**PROBLEM**
Could you find every line in the records below that contains the word "heading" and copy it?

Recorded data
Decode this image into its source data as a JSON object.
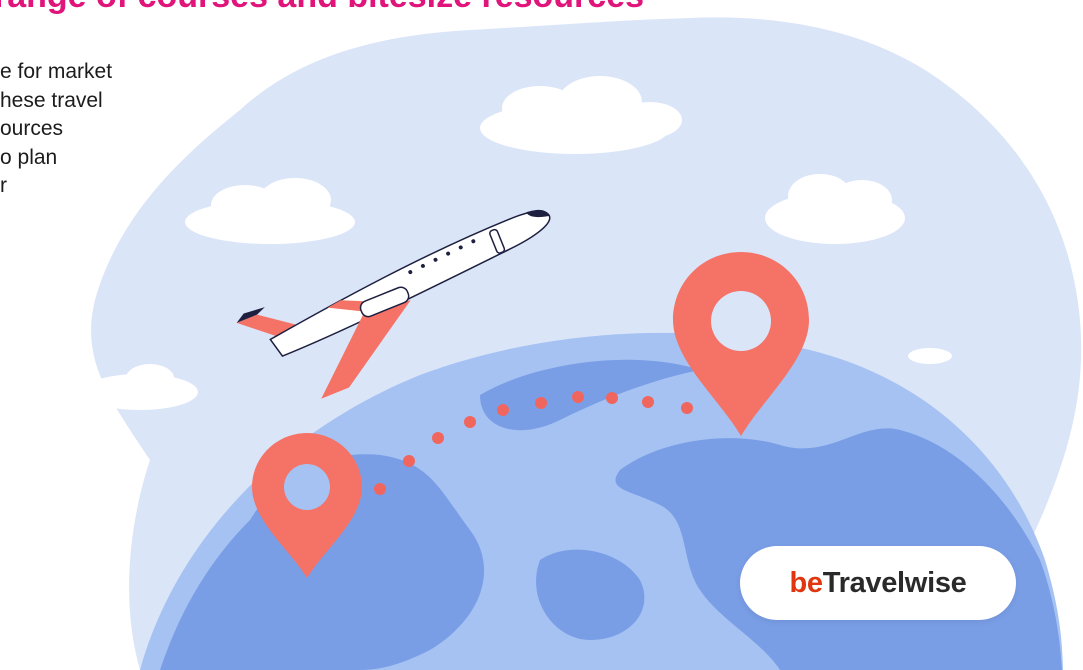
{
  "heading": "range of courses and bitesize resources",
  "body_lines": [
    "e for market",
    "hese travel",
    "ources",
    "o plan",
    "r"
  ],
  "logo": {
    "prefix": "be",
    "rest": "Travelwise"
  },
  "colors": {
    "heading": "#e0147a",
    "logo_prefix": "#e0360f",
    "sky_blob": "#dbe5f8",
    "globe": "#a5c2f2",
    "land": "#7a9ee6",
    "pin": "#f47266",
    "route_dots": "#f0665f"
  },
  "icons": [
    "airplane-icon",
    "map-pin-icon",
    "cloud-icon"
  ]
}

**TASK OUTPUT**
  "heading": "range of courses and bitesize resources",
    "heading": "#e0147a",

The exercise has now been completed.